The twentieth century has been described as the time of man’s discovery of himself; few have contributed more to this cause than Erik Erikson. _The Clinical Erik Erikson: A psychoanalytic method of engagement and activation_ highlights Erikson’s transforming contributions to the field of psychoanalysis and honors his legacy by providing unpublished clinical case illustrations of his actual psychotherapeutic work. The publication of case material—simple memorable fragments and clinical vignettes— brings the reader into Erikson’s consultation room, providing a portrait (...) of his clinical technique and demonstrating how he actually worked. Stephen Schlein, an authority on Erikson, presents an illuminating account of Erikson’s pioneering work through an exhaustive search of his early monographs on child psychoanalysis, clinical writings, psychotherapeutic case studies, and participation at case conferences at The Austen Riggs Center. Erikson’s writings reveal a psychoanalytic method of extraordinary richness that emphasizes essential ingredients of an interpersonal-relational clinical method and articulates interactional dimensions that have restorative potential. His vision focuses on the relationship, its powerful affects, and a belief that human beings have a potent capacity for real change. This book will be essential reading for psychoanalysts and psychoanalytic psychotherapists. (shrink)

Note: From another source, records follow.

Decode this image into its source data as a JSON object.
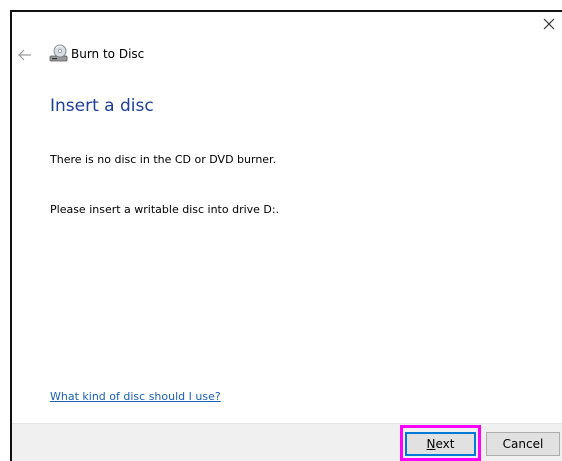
{
  "window": {
    "title": "Burn to Disc"
  },
  "icons": {
    "back": "back-arrow-icon",
    "close": "close-icon",
    "title": "disc-burner-icon"
  },
  "main": {
    "heading": "Insert a disc",
    "message_no_disc": "There is no disc in the CD or DVD burner.",
    "message_insert": "Please insert a writable disc into drive D:.",
    "help_link": "What kind of disc should I use?"
  },
  "footer": {
    "next_mnemonic": "N",
    "next_rest": "ext",
    "cancel_label": "Cancel"
  },
  "colors": {
    "heading": "#1f3f97",
    "link": "#1a5fb4",
    "highlight": "#ff00ff",
    "focus": "#0078d7"
  }
}
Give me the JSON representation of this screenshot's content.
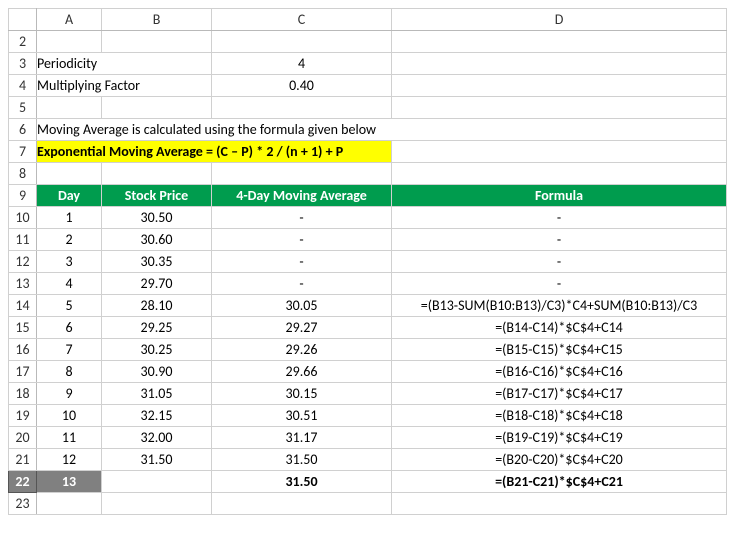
{
  "columns": [
    "A",
    "B",
    "C",
    "D"
  ],
  "params": {
    "periodicity_label": "Periodicity",
    "periodicity_value": "4",
    "mult_label": "Multiplying Factor",
    "mult_value": "0.40"
  },
  "note": "Moving Average is calculated using the formula given below",
  "highlight": "Exponential Moving Average = (C – P) * 2 / (n + 1) + P",
  "headers": {
    "day": "Day",
    "price": "Stock Price",
    "ma": "4-Day Moving Average",
    "formula": "Formula"
  },
  "rows": [
    {
      "r": 10,
      "day": "1",
      "price": "30.50",
      "ma": "-",
      "formula": "-"
    },
    {
      "r": 11,
      "day": "2",
      "price": "30.60",
      "ma": "-",
      "formula": "-"
    },
    {
      "r": 12,
      "day": "3",
      "price": "30.35",
      "ma": "-",
      "formula": "-"
    },
    {
      "r": 13,
      "day": "4",
      "price": "29.70",
      "ma": "-",
      "formula": "-"
    },
    {
      "r": 14,
      "day": "5",
      "price": "28.10",
      "ma": "30.05",
      "formula": "=(B13-SUM(B10:B13)/C3)*C4+SUM(B10:B13)/C3"
    },
    {
      "r": 15,
      "day": "6",
      "price": "29.25",
      "ma": "29.27",
      "formula": "=(B14-C14)*$C$4+C14"
    },
    {
      "r": 16,
      "day": "7",
      "price": "30.25",
      "ma": "29.26",
      "formula": "=(B15-C15)*$C$4+C15"
    },
    {
      "r": 17,
      "day": "8",
      "price": "30.90",
      "ma": "29.66",
      "formula": "=(B16-C16)*$C$4+C16"
    },
    {
      "r": 18,
      "day": "9",
      "price": "31.05",
      "ma": "30.15",
      "formula": "=(B17-C17)*$C$4+C17"
    },
    {
      "r": 19,
      "day": "10",
      "price": "32.15",
      "ma": "30.51",
      "formula": "=(B18-C18)*$C$4+C18"
    },
    {
      "r": 20,
      "day": "11",
      "price": "32.00",
      "ma": "31.17",
      "formula": "=(B19-C19)*$C$4+C19"
    },
    {
      "r": 21,
      "day": "12",
      "price": "31.50",
      "ma": "31.50",
      "formula": "=(B20-C20)*$C$4+C20"
    }
  ],
  "result_row": {
    "r": 22,
    "day": "13",
    "price": "",
    "ma": "31.50",
    "formula": "=(B21-C21)*$C$4+C21"
  }
}
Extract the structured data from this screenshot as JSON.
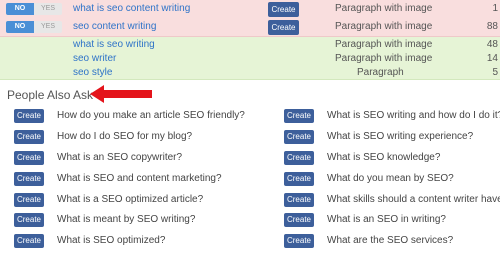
{
  "keyword_rows": [
    {
      "toggle_no": "NO",
      "toggle_yes": "YES",
      "keyword": "what is seo content writing",
      "create_label": "Create",
      "type": "Paragraph with image",
      "count": "1"
    },
    {
      "toggle_no": "NO",
      "toggle_yes": "YES",
      "keyword": "seo content writing",
      "create_label": "Create",
      "type": "Paragraph with image",
      "count": "88"
    }
  ],
  "related_rows": [
    {
      "keyword": "what is seo writing",
      "type": "Paragraph with image",
      "count": "48"
    },
    {
      "keyword": "seo writer",
      "type": "Paragraph with image",
      "count": "14"
    },
    {
      "keyword": "seo style",
      "type": "Paragraph",
      "count": "5"
    }
  ],
  "paa": {
    "title": "People Also Ask",
    "create_label": "Create",
    "left_questions": [
      "How do you make an article SEO friendly?",
      "How do I do SEO for my blog?",
      "What is an SEO copywriter?",
      "What is SEO and content marketing?",
      "What is a SEO optimized article?",
      "What is meant by SEO writing?",
      "What is SEO optimized?"
    ],
    "right_questions": [
      "What is SEO writing and how do I do it?",
      "What is SEO writing experience?",
      "What is SEO knowledge?",
      "What do you mean by SEO?",
      "What skills should a content writer have?",
      "What is an SEO in writing?",
      "What are the SEO services?"
    ]
  },
  "colors": {
    "accent_blue": "#4a8fd6",
    "create_button": "#3d5f9b",
    "red_row_bg": "#f9dede",
    "green_row_bg": "#e6f4d6",
    "arrow": "#e4141b"
  }
}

In Radicalizing Enactivism, D. D. Hutto and E. Myin develop a theory of mind they call ‘Radical Enactive (or Embodied) Cognition’ (REC). They argue that extant enactivist and embodied theories of mind are, although pretty radical, not radical enough, because such theories buy into the representationalist doctrine that perceptual experience (along with other forms of ‘basic’ mentality) possesses representational content. REC denies this doctrine. It implies that perceptual experience lacks reference, truth conditions, accuracy conditions, or conditions of satisfaction. In this (...) review I summarise their anti-representationalist argument and show that it has at least three major weaknesses. (shrink)